━━ Dataset content ━━

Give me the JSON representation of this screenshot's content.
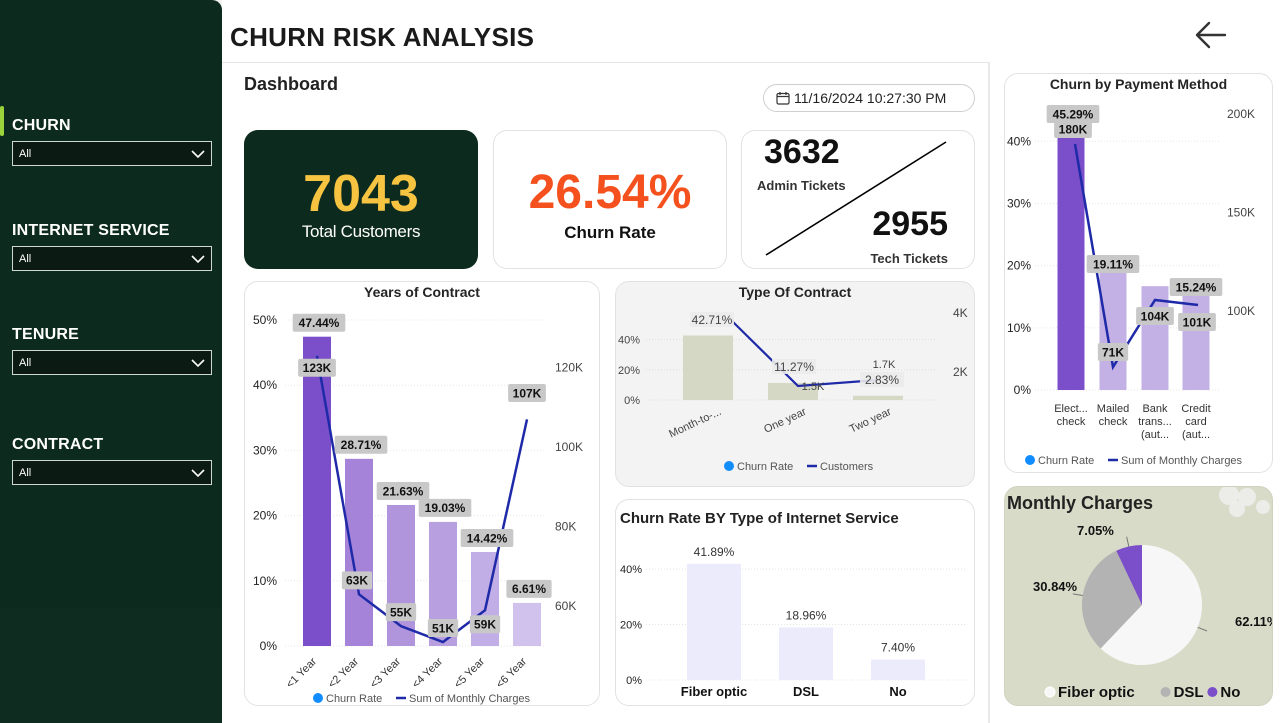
{
  "colors": {
    "sidebar": "#0c2a1d",
    "accent_green": "#9ad43a",
    "kpi_yellow": "#f7c442",
    "kpi_orange": "#f4511e",
    "bar_dark_purple": "#7b4fc9",
    "line_navy": "#1f2aa8",
    "label_gray": "#c8c8c8",
    "legend_blue": "#118dff"
  },
  "header": {
    "title": "CHURN RISK ANALYSIS",
    "subtitle": "Dashboard",
    "datetime": "11/16/2024 10:27:30 PM"
  },
  "filters": [
    {
      "label": "CHURN",
      "value": "All"
    },
    {
      "label": "INTERNET SERVICE",
      "value": "All"
    },
    {
      "label": "TENURE",
      "value": "All"
    },
    {
      "label": "CONTRACT",
      "value": "All"
    }
  ],
  "kpis": {
    "total_customers": {
      "value": "7043",
      "label": "Total Customers"
    },
    "churn_rate": {
      "value": "26.54%",
      "label": "Churn Rate"
    },
    "admin_tickets": {
      "value": "3632",
      "label": "Admin Tickets"
    },
    "tech_tickets": {
      "value": "2955",
      "label": "Tech Tickets"
    }
  },
  "chart_data": [
    {
      "id": "years_of_contract",
      "type": "bar",
      "title": "Years of Contract",
      "categories": [
        "<1 Year",
        "<2 Year",
        "<3 Year",
        "<4 Year",
        "<5 Year",
        "<6 Year"
      ],
      "y_ticks": [
        "0%",
        "10%",
        "20%",
        "30%",
        "40%",
        "50%"
      ],
      "y2_ticks": [
        "60K",
        "80K",
        "100K",
        "120K"
      ],
      "ylim": [
        0,
        50
      ],
      "y2lim": [
        50000,
        132000
      ],
      "series": [
        {
          "name": "Churn Rate",
          "kind": "bar",
          "values": [
            47.44,
            28.71,
            21.63,
            19.03,
            14.42,
            6.61
          ],
          "labels": [
            "47.44%",
            "28.71%",
            "21.63%",
            "19.03%",
            "14.42%",
            "6.61%"
          ],
          "colors": [
            "#7b4fc9",
            "#a583d9",
            "#b095dd",
            "#b79fe0",
            "#c2aee6",
            "#d0c2ec"
          ]
        },
        {
          "name": "Sum of Monthly Charges",
          "kind": "line",
          "values": [
            123000,
            63000,
            55000,
            51000,
            59000,
            107000
          ],
          "labels": [
            "123K",
            "63K",
            "55K",
            "51K",
            "59K",
            "107K"
          ]
        }
      ]
    },
    {
      "id": "type_of_contract",
      "type": "bar",
      "title": "Type Of Contract",
      "categories": [
        "Month-to-...",
        "One year",
        "Two year"
      ],
      "y_ticks": [
        "0%",
        "20%",
        "40%"
      ],
      "y2_ticks": [
        "2K",
        "4K"
      ],
      "ylim": [
        0,
        45
      ],
      "y2lim": [
        0,
        4400
      ],
      "series": [
        {
          "name": "Churn Rate",
          "kind": "bar",
          "values": [
            42.71,
            11.27,
            2.83
          ],
          "labels": [
            "42.71%",
            "11.27%",
            "2.83%"
          ]
        },
        {
          "name": "Customers",
          "kind": "line",
          "values": [
            3900,
            1500,
            1700
          ],
          "labels": [
            "",
            "1.5K",
            "1.7K"
          ]
        }
      ]
    },
    {
      "id": "internet_service",
      "type": "bar",
      "title": "Churn Rate BY Type of Internet Service",
      "categories": [
        "Fiber optic",
        "DSL",
        "No"
      ],
      "y_ticks": [
        "0%",
        "20%",
        "40%"
      ],
      "ylim": [
        0,
        44
      ],
      "series": [
        {
          "name": "Churn Rate",
          "kind": "bar",
          "values": [
            41.89,
            18.96,
            7.4
          ],
          "labels": [
            "41.89%",
            "18.96%",
            "7.40%"
          ]
        }
      ]
    },
    {
      "id": "payment_method",
      "type": "bar",
      "title": "Churn by Payment Method",
      "categories": [
        "Elect... check",
        "Mailed check",
        "Bank trans... (aut...",
        "Credit card (aut..."
      ],
      "y_ticks": [
        "0%",
        "10%",
        "20%",
        "30%",
        "40%"
      ],
      "y2_ticks": [
        "100K",
        "150K",
        "200K"
      ],
      "ylim": [
        0,
        46
      ],
      "y2lim": [
        60000,
        205000
      ],
      "series": [
        {
          "name": "Churn Rate",
          "kind": "bar",
          "values": [
            45.29,
            19.11,
            16.7,
            15.24
          ],
          "labels": [
            "45.29%",
            "19.11%",
            "",
            "15.24%"
          ],
          "colors": [
            "#7b4fc9",
            "#c3b1e6",
            "#c3b1e6",
            "#c3b1e6"
          ]
        },
        {
          "name": "Sum of Monthly Charges",
          "kind": "line",
          "values": [
            180000,
            71000,
            104000,
            101000
          ],
          "labels": [
            "180K",
            "71K",
            "104K",
            "101K"
          ]
        }
      ]
    },
    {
      "id": "monthly_charges",
      "type": "pie",
      "title": "Monthly Charges",
      "categories": [
        "Fiber optic",
        "DSL",
        "No"
      ],
      "values": [
        62.11,
        30.84,
        7.05
      ],
      "labels": [
        "62.11%",
        "30.84%",
        "7.05%"
      ],
      "colors": [
        "#f7f7f7",
        "#b3b3b3",
        "#7b4fc9"
      ],
      "legend": "bottom"
    }
  ]
}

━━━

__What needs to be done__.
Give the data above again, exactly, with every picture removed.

__Solution__.
Give me the JSON representation of this screenshot's content.
{
  "colors": {
    "sidebar": "#0c2a1d",
    "accent_green": "#9ad43a",
    "kpi_yellow": "#f7c442",
    "kpi_orange": "#f4511e",
    "bar_dark_purple": "#7b4fc9",
    "line_navy": "#1f2aa8",
    "label_gray": "#c8c8c8",
    "legend_blue": "#118dff"
  },
  "header": {
    "title": "CHURN RISK ANALYSIS",
    "subtitle": "Dashboard",
    "datetime": "11/16/2024 10:27:30 PM"
  },
  "filters": [
    {
      "label": "CHURN",
      "value": "All"
    },
    {
      "label": "INTERNET SERVICE",
      "value": "All"
    },
    {
      "label": "TENURE",
      "value": "All"
    },
    {
      "label": "CONTRACT",
      "value": "All"
    }
  ],
  "kpis": {
    "total_customers": {
      "value": "7043",
      "label": "Total Customers"
    },
    "churn_rate": {
      "value": "26.54%",
      "label": "Churn Rate"
    },
    "admin_tickets": {
      "value": "3632",
      "label": "Admin Tickets"
    },
    "tech_tickets": {
      "value": "2955",
      "label": "Tech Tickets"
    }
  },
  "chart_data": [
    {
      "id": "years_of_contract",
      "type": "bar",
      "title": "Years of Contract",
      "categories": [
        "<1 Year",
        "<2 Year",
        "<3 Year",
        "<4 Year",
        "<5 Year",
        "<6 Year"
      ],
      "y_ticks": [
        "0%",
        "10%",
        "20%",
        "30%",
        "40%",
        "50%"
      ],
      "y2_ticks": [
        "60K",
        "80K",
        "100K",
        "120K"
      ],
      "ylim": [
        0,
        50
      ],
      "y2lim": [
        50000,
        132000
      ],
      "series": [
        {
          "name": "Churn Rate",
          "kind": "bar",
          "values": [
            47.44,
            28.71,
            21.63,
            19.03,
            14.42,
            6.61
          ],
          "labels": [
            "47.44%",
            "28.71%",
            "21.63%",
            "19.03%",
            "14.42%",
            "6.61%"
          ],
          "colors": [
            "#7b4fc9",
            "#a583d9",
            "#b095dd",
            "#b79fe0",
            "#c2aee6",
            "#d0c2ec"
          ]
        },
        {
          "name": "Sum of Monthly Charges",
          "kind": "line",
          "values": [
            123000,
            63000,
            55000,
            51000,
            59000,
            107000
          ],
          "labels": [
            "123K",
            "63K",
            "55K",
            "51K",
            "59K",
            "107K"
          ]
        }
      ]
    },
    {
      "id": "type_of_contract",
      "type": "bar",
      "title": "Type Of Contract",
      "categories": [
        "Month-to-...",
        "One year",
        "Two year"
      ],
      "y_ticks": [
        "0%",
        "20%",
        "40%"
      ],
      "y2_ticks": [
        "2K",
        "4K"
      ],
      "ylim": [
        0,
        45
      ],
      "y2lim": [
        0,
        4400
      ],
      "series": [
        {
          "name": "Churn Rate",
          "kind": "bar",
          "values": [
            42.71,
            11.27,
            2.83
          ],
          "labels": [
            "42.71%",
            "11.27%",
            "2.83%"
          ]
        },
        {
          "name": "Customers",
          "kind": "line",
          "values": [
            3900,
            1500,
            1700
          ],
          "labels": [
            "",
            "1.5K",
            "1.7K"
          ]
        }
      ]
    },
    {
      "id": "internet_service",
      "type": "bar",
      "title": "Churn Rate BY Type of Internet Service",
      "categories": [
        "Fiber optic",
        "DSL",
        "No"
      ],
      "y_ticks": [
        "0%",
        "20%",
        "40%"
      ],
      "ylim": [
        0,
        44
      ],
      "series": [
        {
          "name": "Churn Rate",
          "kind": "bar",
          "values": [
            41.89,
            18.96,
            7.4
          ],
          "labels": [
            "41.89%",
            "18.96%",
            "7.40%"
          ]
        }
      ]
    },
    {
      "id": "payment_method",
      "type": "bar",
      "title": "Churn by Payment Method",
      "categories": [
        "Elect... check",
        "Mailed check",
        "Bank trans... (aut...",
        "Credit card (aut..."
      ],
      "y_ticks": [
        "0%",
        "10%",
        "20%",
        "30%",
        "40%"
      ],
      "y2_ticks": [
        "100K",
        "150K",
        "200K"
      ],
      "ylim": [
        0,
        46
      ],
      "y2lim": [
        60000,
        205000
      ],
      "series": [
        {
          "name": "Churn Rate",
          "kind": "bar",
          "values": [
            45.29,
            19.11,
            16.7,
            15.24
          ],
          "labels": [
            "45.29%",
            "19.11%",
            "",
            "15.24%"
          ],
          "colors": [
            "#7b4fc9",
            "#c3b1e6",
            "#c3b1e6",
            "#c3b1e6"
          ]
        },
        {
          "name": "Sum of Monthly Charges",
          "kind": "line",
          "values": [
            180000,
            71000,
            104000,
            101000
          ],
          "labels": [
            "180K",
            "71K",
            "104K",
            "101K"
          ]
        }
      ]
    },
    {
      "id": "monthly_charges",
      "type": "pie",
      "title": "Monthly Charges",
      "categories": [
        "Fiber optic",
        "DSL",
        "No"
      ],
      "values": [
        62.11,
        30.84,
        7.05
      ],
      "labels": [
        "62.11%",
        "30.84%",
        "7.05%"
      ],
      "colors": [
        "#f7f7f7",
        "#b3b3b3",
        "#7b4fc9"
      ],
      "legend": "bottom"
    }
  ]
}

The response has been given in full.